#### Task item:
In the entries below, identify every line with the string "example" and copy it.

---- Data for analysis

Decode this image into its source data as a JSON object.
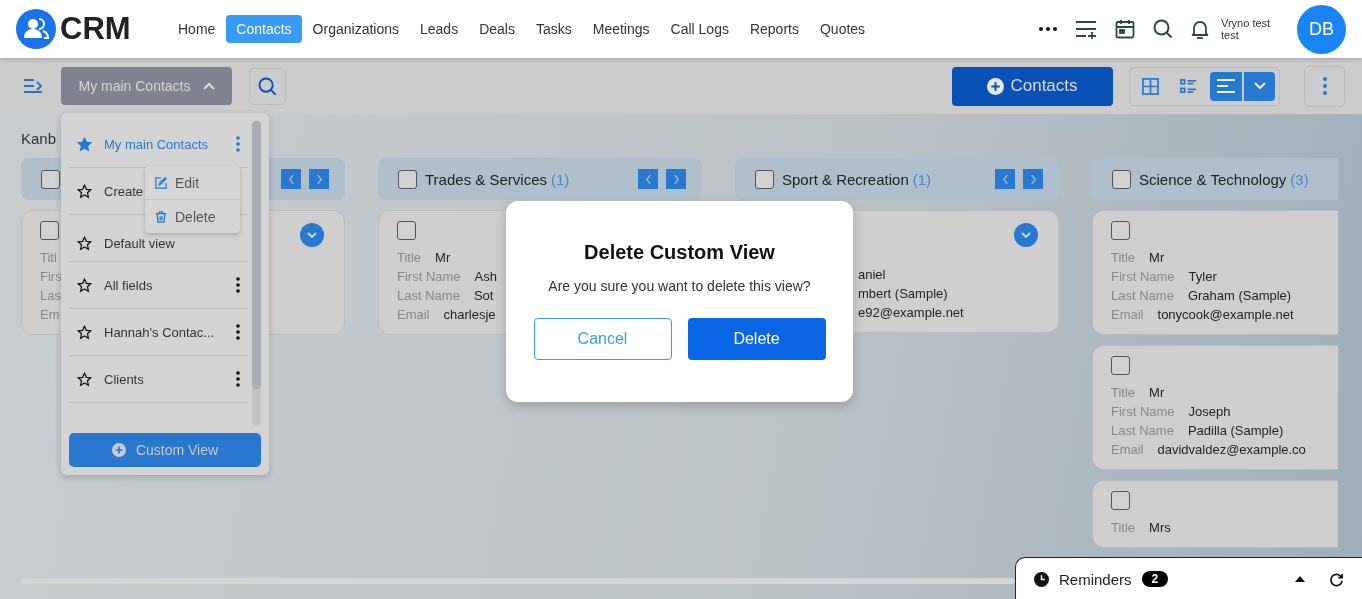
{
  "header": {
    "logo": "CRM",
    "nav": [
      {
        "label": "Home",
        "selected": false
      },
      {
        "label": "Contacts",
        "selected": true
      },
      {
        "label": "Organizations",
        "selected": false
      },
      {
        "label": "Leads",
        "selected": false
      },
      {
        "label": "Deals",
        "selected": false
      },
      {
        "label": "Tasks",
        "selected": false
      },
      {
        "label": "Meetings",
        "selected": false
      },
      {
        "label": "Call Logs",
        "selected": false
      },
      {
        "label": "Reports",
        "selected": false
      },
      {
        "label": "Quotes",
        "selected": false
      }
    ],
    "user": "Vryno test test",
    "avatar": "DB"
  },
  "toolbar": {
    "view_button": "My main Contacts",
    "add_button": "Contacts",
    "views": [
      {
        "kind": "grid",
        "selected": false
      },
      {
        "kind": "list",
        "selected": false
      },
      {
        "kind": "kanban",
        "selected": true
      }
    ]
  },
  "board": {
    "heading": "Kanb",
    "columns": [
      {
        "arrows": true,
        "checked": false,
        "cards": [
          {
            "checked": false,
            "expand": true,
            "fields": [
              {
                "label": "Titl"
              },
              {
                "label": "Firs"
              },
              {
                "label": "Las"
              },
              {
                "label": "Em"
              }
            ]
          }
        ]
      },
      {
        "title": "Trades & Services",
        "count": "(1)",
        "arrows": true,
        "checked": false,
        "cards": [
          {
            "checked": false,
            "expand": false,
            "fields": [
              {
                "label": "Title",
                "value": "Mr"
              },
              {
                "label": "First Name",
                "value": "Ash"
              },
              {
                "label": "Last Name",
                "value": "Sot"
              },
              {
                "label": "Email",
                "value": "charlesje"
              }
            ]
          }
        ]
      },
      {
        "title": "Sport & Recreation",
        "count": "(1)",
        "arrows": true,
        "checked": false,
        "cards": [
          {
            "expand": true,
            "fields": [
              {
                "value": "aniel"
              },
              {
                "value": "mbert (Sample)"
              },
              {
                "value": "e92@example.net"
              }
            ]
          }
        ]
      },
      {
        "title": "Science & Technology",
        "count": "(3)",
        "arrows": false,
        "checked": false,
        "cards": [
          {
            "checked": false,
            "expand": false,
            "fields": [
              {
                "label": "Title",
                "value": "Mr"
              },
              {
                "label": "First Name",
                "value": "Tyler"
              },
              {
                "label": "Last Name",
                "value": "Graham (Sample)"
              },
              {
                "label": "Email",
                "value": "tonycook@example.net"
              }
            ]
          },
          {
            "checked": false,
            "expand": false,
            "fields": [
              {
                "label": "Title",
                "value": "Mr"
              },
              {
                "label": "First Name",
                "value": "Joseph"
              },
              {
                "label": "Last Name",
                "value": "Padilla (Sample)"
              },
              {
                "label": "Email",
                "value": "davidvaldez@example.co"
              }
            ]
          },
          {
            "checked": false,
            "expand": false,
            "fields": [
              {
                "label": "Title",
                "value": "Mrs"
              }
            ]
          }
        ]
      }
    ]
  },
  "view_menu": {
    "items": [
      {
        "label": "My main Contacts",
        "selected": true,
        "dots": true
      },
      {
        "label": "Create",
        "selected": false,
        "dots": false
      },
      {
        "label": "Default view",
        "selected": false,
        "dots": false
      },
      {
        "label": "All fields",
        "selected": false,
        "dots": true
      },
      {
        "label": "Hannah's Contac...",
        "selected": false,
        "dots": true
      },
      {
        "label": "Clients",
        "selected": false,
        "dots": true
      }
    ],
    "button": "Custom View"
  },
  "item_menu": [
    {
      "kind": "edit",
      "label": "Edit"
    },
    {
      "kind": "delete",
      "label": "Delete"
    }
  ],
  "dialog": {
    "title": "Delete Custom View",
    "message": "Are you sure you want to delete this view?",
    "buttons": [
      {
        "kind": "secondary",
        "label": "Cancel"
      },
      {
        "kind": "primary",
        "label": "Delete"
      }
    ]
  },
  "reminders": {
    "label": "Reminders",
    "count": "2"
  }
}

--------

#### Written answer:
                "value": "e92@example.net"
                "value": "tonycook@example.net"
                "value": "davidvaldez@example.co"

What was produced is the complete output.